Adding inflation persistence (through backwardlooking price setters) to a New Keynesian model in which prices are sticky in both intermediate and final goods sectors alters the household loss function and the sectoral Phillips curves. Consequently, the degrees of inflation persistence in both sectors can affect the implementation and design of monetary policy in New Keynesian models.
When conducting the optimal commitment policy, the nature of the central bank's responses to shockswhether expansionary or contractionaryis not affected by the degrees of inflation persistence. However, the timing and magnitude of the central bank's responses shocks can be affected by the degrees of inflation persistence in the two sectors. When inflation is persistent, the maximal response to productivity shocks by the central bank is delayed relative to the forwardlooking case. When inflation persistence is high in the final goods sector but low in the intermediate goods sector, the central bank's maximal response is greater in magnitude than in the forwardlooking case. On the other hand, the magnitude of the central bank's maximal response is lower than in the forwardlooking case when inflation persistence is high in both sectors. The timing of the central bank's response to costpush shocks does not depend on inflation persistence. However, the magnitude of the central bank's response to a costpush shock decreases as the percentage of backwardlooking firms and the degree of inflation persistence in the sector hit by the shock increase.
When the central bank acts under discretion, the type of regime that performs best depends on the degrees of inflation persistence in both sectors. As in Strum (2009), pricelevel targeting performs best when both sectors are fully forwardlooking. Speedlimit targeting performs best when inflation persistence is high in the final goods sector but low in the intermediate goods sector. In this case, both speedlimit targeting and pricelevel targeting outperform inflation targeting. When inflation persistence is high in both sectors, speedlimit targeting still performs best; however, in this case, inflation targeting outperforms pricelevel targeting.
When crafting the loss function to assign to the central bank, incorrect assumptions can be made about the degree of inflation persistence, the sources of shocks, or whether to use a onesector model.

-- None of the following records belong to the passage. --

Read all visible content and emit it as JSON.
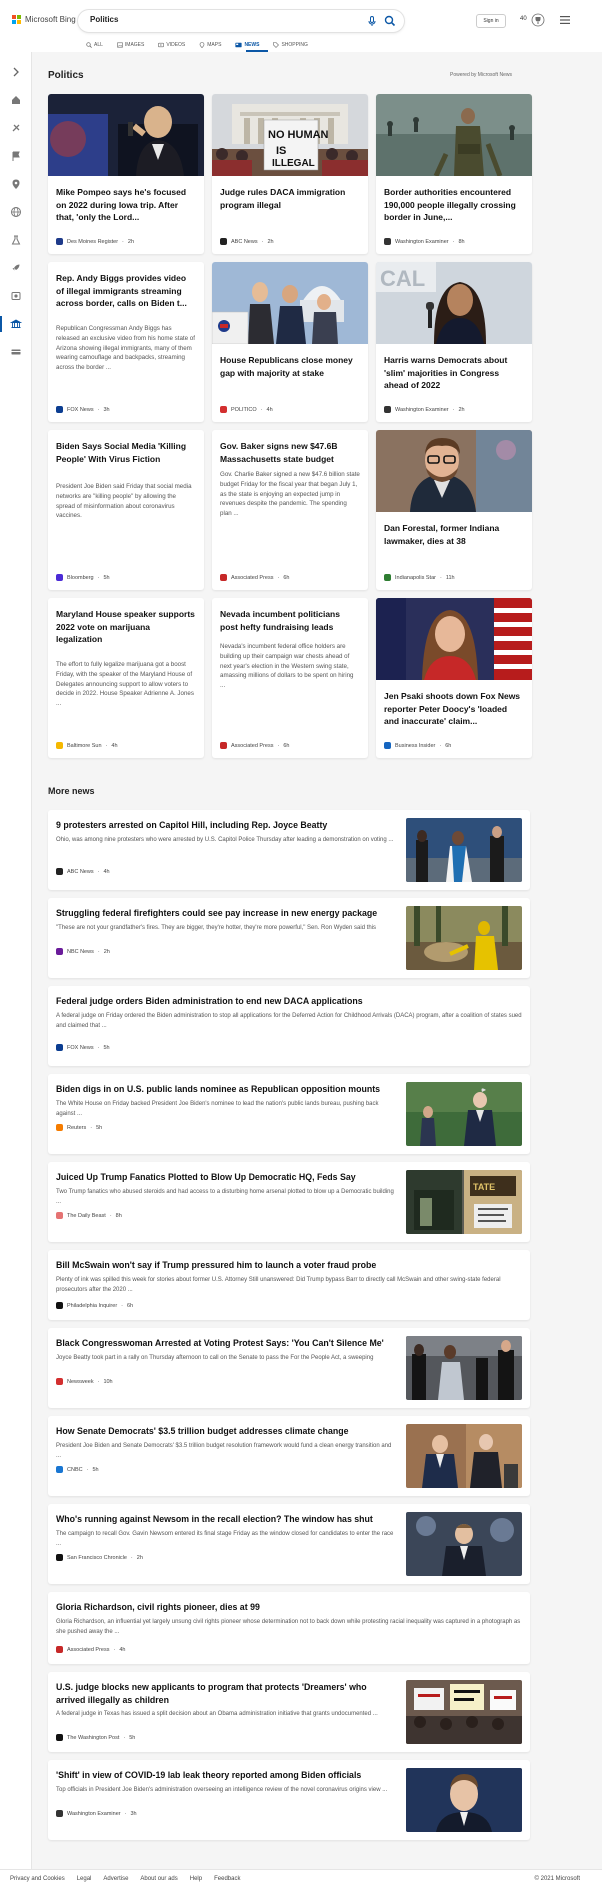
{
  "brand": {
    "name": "Microsoft Bing",
    "logo_colors": [
      "#f25022",
      "#7fba00",
      "#00a4ef",
      "#ffb900"
    ],
    "accent": "#0b57a6"
  },
  "search": {
    "value": "Politics"
  },
  "account": {
    "signin_label": "Sign in",
    "points": "40"
  },
  "tabs": [
    {
      "label": "ALL",
      "icon": "search-icon"
    },
    {
      "label": "IMAGES",
      "icon": "image-icon"
    },
    {
      "label": "VIDEOS",
      "icon": "video-icon"
    },
    {
      "label": "MAPS",
      "icon": "map-pin-icon"
    },
    {
      "label": "NEWS",
      "icon": "news-icon",
      "active": true
    },
    {
      "label": "SHOPPING",
      "icon": "tag-icon"
    }
  ],
  "sidebar_icons": [
    "chevron-right-icon",
    "home-icon",
    "sports-icon",
    "flag-icon",
    "location-icon",
    "globe-icon",
    "science-icon",
    "rocket-icon",
    "entertainment-icon",
    "politics-icon",
    "money-icon"
  ],
  "section": {
    "title": "Politics",
    "powered_by": "Powered by Microsoft News"
  },
  "cards": [
    {
      "title": "Mike Pompeo says he's focused on 2022 during Iowa trip. After that, 'only the Lord...",
      "desc": "",
      "source": "Des Moines Register",
      "time": "2h",
      "src_color": "#1e3a8a",
      "has_image": true,
      "img": "pompeo"
    },
    {
      "title": "Judge rules DACA immigration program illegal",
      "desc": "",
      "source": "ABC News",
      "time": "2h",
      "src_color": "#222222",
      "has_image": true,
      "img": "daca"
    },
    {
      "title": "Border authorities encountered 190,000 people illegally crossing border in June,...",
      "desc": "",
      "source": "Washington Examiner",
      "time": "8h",
      "src_color": "#333333",
      "has_image": true,
      "img": "border"
    },
    {
      "title": "Rep. Andy Biggs provides video of illegal immigrants streaming across border, calls on Biden t...",
      "desc": "Republican Congressman Andy Biggs has released an exclusive video from his home state of Arizona showing illegal immigrants, many of them wearing camouflage and backpacks, streaming across the border ...",
      "source": "FOX News",
      "time": "3h",
      "src_color": "#0b3d91",
      "has_image": false
    },
    {
      "title": "House Republicans close money gap with majority at stake",
      "desc": "",
      "source": "POLITICO",
      "time": "4h",
      "src_color": "#d32f2f",
      "has_image": true,
      "img": "house"
    },
    {
      "title": "Harris warns Democrats about 'slim' majorities in Congress ahead of 2022",
      "desc": "",
      "source": "Washington Examiner",
      "time": "2h",
      "src_color": "#333333",
      "has_image": true,
      "img": "harris"
    },
    {
      "title": "Biden Says Social Media 'Killing People' With Virus Fiction",
      "desc": "President Joe Biden said Friday that social media networks are \"killing people\" by allowing the spread of misinformation about coronavirus vaccines.",
      "source": "Bloomberg",
      "time": "5h",
      "src_color": "#4b2bd6",
      "has_image": false
    },
    {
      "title": "Gov. Baker signs new $47.6B Massachusetts state budget",
      "desc": "Gov. Charlie Baker signed a new $47.6 billion state budget Friday for the fiscal year that began July 1, as the state is enjoying an expected jump in revenues despite the pandemic. The spending plan ...",
      "source": "Associated Press",
      "time": "6h",
      "src_color": "#c62828",
      "has_image": false
    },
    {
      "title": "Dan Forestal, former Indiana lawmaker, dies at 38",
      "desc": "",
      "source": "Indianapolis Star",
      "time": "11h",
      "src_color": "#2e7d32",
      "has_image": true,
      "img": "forestal"
    },
    {
      "title": "Maryland House speaker supports 2022 vote on marijuana legalization",
      "desc": "The effort to fully legalize marijuana got a boost Friday, with the speaker of the Maryland House of Delegates announcing support to allow voters to decide in 2022. House Speaker Adrienne A. Jones ...",
      "source": "Baltimore Sun",
      "time": "4h",
      "src_color": "#f5b800",
      "has_image": false
    },
    {
      "title": "Nevada incumbent politicians post hefty fundraising leads",
      "desc": "Nevada's incumbent federal office holders are building up their campaign war chests ahead of next year's election in the Western swing state, amassing millions of dollars to be spent on hiring ...",
      "source": "Associated Press",
      "time": "6h",
      "src_color": "#c62828",
      "has_image": false
    },
    {
      "title": "Jen Psaki shoots down Fox News reporter Peter Doocy's 'loaded and inaccurate' claim...",
      "desc": "",
      "source": "Business Insider",
      "time": "6h",
      "src_color": "#1565c0",
      "has_image": true,
      "img": "psaki"
    }
  ],
  "more_news": {
    "title": "More news",
    "items": [
      {
        "title": "9 protesters arrested on Capitol Hill, including Rep. Joyce Beatty",
        "desc": "Ohio, was among nine protesters who were arrested by U.S. Capitol Police Thursday after leading a demonstration on voting ...",
        "source": "ABC News",
        "time": "4h",
        "src_color": "#222222",
        "thumb": "protest"
      },
      {
        "title": "Struggling federal firefighters could see pay increase in new energy package",
        "desc": "\"These are not your grandfather's fires. They are bigger, they're hotter, they're more powerful,\" Sen. Ron Wyden said this",
        "source": "NBC News",
        "time": "2h",
        "src_color": "#6a1b9a",
        "thumb": "fire"
      },
      {
        "title": "Federal judge orders Biden administration to end new DACA applications",
        "desc": "A federal judge on Friday ordered the Biden administration to stop all applications for the Deferred Action for Childhood Arrivals (DACA) program, after a coalition of states sued and claimed that ...",
        "source": "FOX News",
        "time": "5h",
        "src_color": "#0b3d91",
        "thumb": ""
      },
      {
        "title": "Biden digs in on U.S. public lands nominee as Republican opposition mounts",
        "desc": "The White House on Friday backed President Joe Biden's nominee to lead the nation's public lands bureau, pushing back against ...",
        "source": "Reuters",
        "time": "5h",
        "src_color": "#f57c00",
        "thumb": "biden"
      },
      {
        "title": "Juiced Up Trump Fanatics Plotted to Blow Up Democratic HQ, Feds Say",
        "desc": "Two Trump fanatics who abused steroids and had access to a disturbing home arsenal plotted to blow up a Democratic building ...",
        "source": "The Daily Beast",
        "time": "8h",
        "src_color": "#e57373",
        "thumb": "hq"
      },
      {
        "title": "Bill McSwain won't say if Trump pressured him to launch a voter fraud probe",
        "desc": "Plenty of ink was spilled this week for stories about former U.S. Attorney Still unanswered: Did Trump bypass Barr to directly call McSwain and other swing-state federal prosecutors after the 2020 ...",
        "source": "Philadelphia Inquirer",
        "time": "6h",
        "src_color": "#111111",
        "thumb": ""
      },
      {
        "title": "Black Congresswoman Arrested at Voting Protest Says: 'You Can't Silence Me'",
        "desc": "Joyce Beatty took part in a rally on Thursday afternoon to call on the Senate to pass the For the People Act, a sweeping",
        "source": "Newsweek",
        "time": "10h",
        "src_color": "#d32f2f",
        "thumb": "arrest"
      },
      {
        "title": "How Senate Democrats' $3.5 trillion budget addresses climate change",
        "desc": "President Joe Biden and Senate Democrats' $3.5 trillion budget resolution framework would fund a clean energy transition and ...",
        "source": "CNBC",
        "time": "5h",
        "src_color": "#1976d2",
        "thumb": "senate"
      },
      {
        "title": "Who's running against Newsom in the recall election? The window has shut",
        "desc": "The campaign to recall Gov. Gavin Newsom entered its final stage Friday as the window closed for candidates to enter the race ...",
        "source": "San Francisco Chronicle",
        "time": "2h",
        "src_color": "#111111",
        "thumb": "newsom"
      },
      {
        "title": "Gloria Richardson, civil rights pioneer, dies at 99",
        "desc": "Gloria Richardson, an influential yet largely unsung civil rights pioneer whose determination not to back down while protesting racial inequality was captured in a photograph as she pushed away the ...",
        "source": "Associated Press",
        "time": "4h",
        "src_color": "#c62828",
        "thumb": ""
      },
      {
        "title": "U.S. judge blocks new applicants to program that protects 'Dreamers' who arrived illegally as children",
        "desc": "A federal judge in Texas has issued a split decision about an Obama administration initiative that grants undocumented ...",
        "source": "The Washington Post",
        "time": "5h",
        "src_color": "#111111",
        "thumb": "dreamers"
      },
      {
        "title": "'Shift' in view of COVID-19 lab leak theory reported among Biden officials",
        "desc": "Top officials in President Joe Biden's administration overseeing an intelligence review of the novel coronavirus origins view ...",
        "source": "Washington Examiner",
        "time": "3h",
        "src_color": "#333333",
        "thumb": "sullivan"
      }
    ]
  },
  "footer": {
    "links": [
      "Privacy and Cookies",
      "Legal",
      "Advertise",
      "About our ads",
      "Help",
      "Feedback"
    ],
    "copyright": "© 2021 Microsoft"
  }
}
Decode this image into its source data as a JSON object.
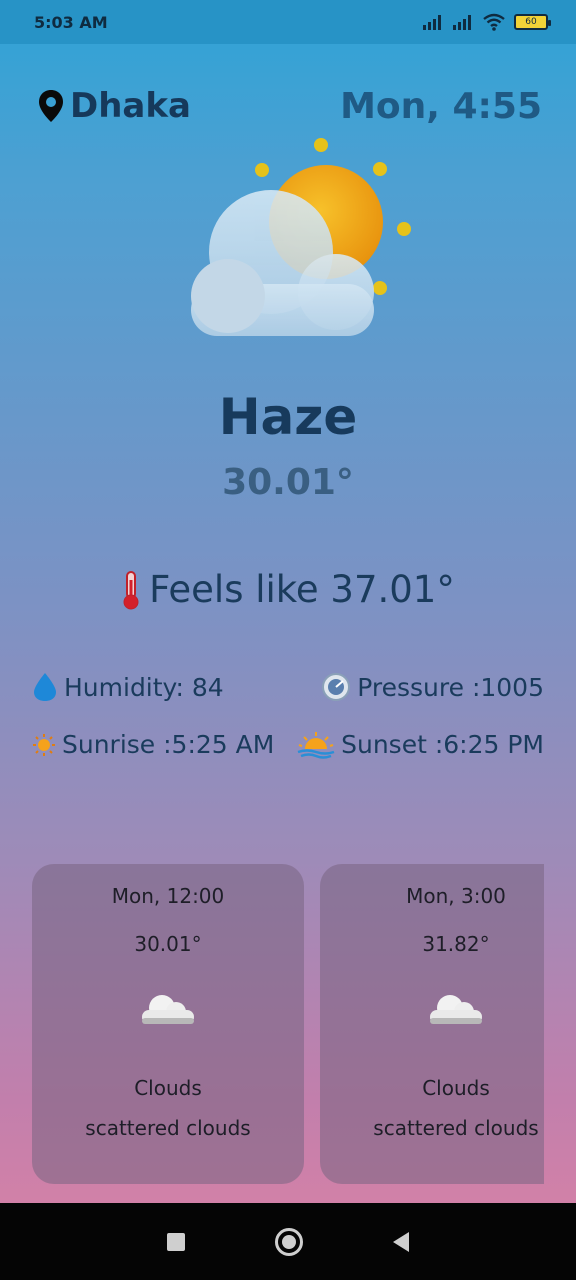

Under the calibration considered here, the type of regime that performs best under different combinations of inflation persistence is not affected by the government's assumptions regarding inflation persistence or the sources of shocks (when crafting the loss function). However, the type of regime that performs best is affected by the incorrect use of a onesector model.
Finally, in assessing these results, it is important to remember that the mechanism generating inflation persistence in the model may be important. Further research into the sources of inflation persistence would enable clearer connections between the design of policy in a model and in the real world. Nevertheless, this paper has shown that accounting for both sticky prices and inflation persistence at different stages of production can be important for stickyprice models used to study monetary policy. Inflation dynamics and policy tradeoffs can depend on the degrees of inflation persistence at multiple stages of production.
I represent the structural equations of the economy as
The matrices that describe the exact statespace structural relations for the economy are given by(24) 
where